Input data section start

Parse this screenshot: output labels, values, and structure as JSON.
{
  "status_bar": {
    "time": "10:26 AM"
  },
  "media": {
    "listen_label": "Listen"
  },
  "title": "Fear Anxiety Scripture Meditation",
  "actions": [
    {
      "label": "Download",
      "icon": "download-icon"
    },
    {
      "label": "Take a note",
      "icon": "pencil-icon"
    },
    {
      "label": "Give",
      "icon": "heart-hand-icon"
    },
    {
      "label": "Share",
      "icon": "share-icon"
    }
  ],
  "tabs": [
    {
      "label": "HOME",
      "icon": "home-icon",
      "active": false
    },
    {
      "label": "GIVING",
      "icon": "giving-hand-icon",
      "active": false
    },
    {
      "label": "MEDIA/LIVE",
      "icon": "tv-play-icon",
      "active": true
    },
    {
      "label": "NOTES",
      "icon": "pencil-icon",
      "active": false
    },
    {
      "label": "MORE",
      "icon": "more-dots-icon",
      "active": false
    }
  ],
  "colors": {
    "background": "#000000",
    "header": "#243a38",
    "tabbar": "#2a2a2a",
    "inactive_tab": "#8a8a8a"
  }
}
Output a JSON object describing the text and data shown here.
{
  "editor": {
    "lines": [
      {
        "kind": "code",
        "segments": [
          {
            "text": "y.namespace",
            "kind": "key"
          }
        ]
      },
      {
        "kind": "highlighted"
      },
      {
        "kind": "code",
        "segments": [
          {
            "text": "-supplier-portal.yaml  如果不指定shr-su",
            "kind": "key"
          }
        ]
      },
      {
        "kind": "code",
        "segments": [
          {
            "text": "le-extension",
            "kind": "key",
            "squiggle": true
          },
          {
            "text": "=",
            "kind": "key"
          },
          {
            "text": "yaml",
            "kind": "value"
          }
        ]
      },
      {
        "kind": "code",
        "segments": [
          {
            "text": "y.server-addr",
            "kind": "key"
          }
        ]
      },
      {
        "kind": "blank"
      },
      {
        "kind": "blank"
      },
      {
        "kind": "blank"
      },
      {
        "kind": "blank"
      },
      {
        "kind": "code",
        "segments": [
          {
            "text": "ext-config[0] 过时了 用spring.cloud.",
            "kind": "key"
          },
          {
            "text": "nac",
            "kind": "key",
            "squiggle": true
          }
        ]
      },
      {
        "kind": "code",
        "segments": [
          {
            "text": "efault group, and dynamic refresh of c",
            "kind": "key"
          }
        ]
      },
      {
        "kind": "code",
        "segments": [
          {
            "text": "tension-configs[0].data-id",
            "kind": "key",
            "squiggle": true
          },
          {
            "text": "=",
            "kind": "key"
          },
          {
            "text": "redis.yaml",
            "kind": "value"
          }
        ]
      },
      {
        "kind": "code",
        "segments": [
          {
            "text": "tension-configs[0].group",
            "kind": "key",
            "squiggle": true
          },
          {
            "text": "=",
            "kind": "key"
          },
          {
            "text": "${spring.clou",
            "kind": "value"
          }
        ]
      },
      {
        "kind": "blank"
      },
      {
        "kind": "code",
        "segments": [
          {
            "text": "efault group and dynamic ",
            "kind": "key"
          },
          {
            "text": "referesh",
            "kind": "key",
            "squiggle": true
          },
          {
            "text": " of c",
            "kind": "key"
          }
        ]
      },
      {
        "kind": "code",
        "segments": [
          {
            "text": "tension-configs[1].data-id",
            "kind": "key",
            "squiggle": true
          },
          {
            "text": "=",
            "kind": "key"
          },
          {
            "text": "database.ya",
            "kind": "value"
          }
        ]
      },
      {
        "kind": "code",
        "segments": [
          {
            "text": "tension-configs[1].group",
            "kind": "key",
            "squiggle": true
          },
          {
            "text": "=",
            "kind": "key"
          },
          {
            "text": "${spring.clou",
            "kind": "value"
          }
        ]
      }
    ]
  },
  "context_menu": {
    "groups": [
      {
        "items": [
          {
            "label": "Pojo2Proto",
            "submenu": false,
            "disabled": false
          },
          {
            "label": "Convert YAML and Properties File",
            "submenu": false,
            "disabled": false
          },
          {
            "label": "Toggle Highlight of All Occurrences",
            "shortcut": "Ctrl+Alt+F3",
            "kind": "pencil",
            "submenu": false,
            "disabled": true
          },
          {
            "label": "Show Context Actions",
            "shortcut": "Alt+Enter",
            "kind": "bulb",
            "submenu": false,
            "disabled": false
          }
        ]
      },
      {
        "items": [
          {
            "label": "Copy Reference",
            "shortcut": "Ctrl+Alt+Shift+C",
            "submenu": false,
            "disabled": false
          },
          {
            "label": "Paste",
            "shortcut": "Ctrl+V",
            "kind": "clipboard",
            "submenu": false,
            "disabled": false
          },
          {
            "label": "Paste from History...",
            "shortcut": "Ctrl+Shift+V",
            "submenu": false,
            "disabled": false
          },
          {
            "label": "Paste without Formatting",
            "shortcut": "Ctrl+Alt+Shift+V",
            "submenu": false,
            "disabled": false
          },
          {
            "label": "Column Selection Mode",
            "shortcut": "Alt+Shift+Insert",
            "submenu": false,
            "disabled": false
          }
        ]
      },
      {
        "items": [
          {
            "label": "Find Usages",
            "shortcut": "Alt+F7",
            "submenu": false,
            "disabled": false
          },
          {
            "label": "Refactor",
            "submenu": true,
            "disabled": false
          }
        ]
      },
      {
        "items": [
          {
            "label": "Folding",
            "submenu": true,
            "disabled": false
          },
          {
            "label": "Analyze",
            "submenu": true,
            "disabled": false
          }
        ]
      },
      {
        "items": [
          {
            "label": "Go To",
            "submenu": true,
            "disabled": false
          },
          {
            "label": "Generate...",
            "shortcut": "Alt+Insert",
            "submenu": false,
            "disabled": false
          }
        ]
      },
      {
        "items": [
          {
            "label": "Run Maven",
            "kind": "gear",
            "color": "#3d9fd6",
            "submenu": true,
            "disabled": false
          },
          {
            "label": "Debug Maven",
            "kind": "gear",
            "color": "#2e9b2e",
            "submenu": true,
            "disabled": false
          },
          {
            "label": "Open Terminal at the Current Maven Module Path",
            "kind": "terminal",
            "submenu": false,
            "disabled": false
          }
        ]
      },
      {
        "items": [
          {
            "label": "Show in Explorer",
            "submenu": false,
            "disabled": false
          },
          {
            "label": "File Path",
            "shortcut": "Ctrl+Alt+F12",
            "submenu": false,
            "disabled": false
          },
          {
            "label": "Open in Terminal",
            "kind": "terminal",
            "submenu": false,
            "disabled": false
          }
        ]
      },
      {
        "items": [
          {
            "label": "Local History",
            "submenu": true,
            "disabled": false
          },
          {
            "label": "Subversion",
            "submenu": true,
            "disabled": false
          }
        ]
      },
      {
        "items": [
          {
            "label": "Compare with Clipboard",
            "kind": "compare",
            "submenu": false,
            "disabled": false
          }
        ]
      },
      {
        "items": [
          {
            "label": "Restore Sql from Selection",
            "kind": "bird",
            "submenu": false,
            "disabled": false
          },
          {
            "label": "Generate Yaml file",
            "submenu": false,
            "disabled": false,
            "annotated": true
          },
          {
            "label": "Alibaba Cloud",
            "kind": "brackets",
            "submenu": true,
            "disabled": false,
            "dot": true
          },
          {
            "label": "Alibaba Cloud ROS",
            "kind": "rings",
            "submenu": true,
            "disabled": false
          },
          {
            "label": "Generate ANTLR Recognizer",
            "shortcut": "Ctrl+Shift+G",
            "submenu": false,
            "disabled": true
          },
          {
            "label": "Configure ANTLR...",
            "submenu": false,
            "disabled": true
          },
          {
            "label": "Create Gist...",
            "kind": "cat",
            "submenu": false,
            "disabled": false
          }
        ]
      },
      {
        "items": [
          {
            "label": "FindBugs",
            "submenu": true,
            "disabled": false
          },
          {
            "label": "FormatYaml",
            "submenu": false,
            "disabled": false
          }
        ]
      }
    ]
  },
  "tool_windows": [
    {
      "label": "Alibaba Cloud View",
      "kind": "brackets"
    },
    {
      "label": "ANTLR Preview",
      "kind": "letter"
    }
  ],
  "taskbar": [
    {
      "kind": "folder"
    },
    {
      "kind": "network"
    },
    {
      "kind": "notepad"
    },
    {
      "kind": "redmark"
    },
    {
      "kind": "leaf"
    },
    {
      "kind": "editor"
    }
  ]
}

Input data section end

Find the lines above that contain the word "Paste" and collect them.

            "label": "Paste",
            "label": "Paste from History...",
            "label": "Paste without Formatting",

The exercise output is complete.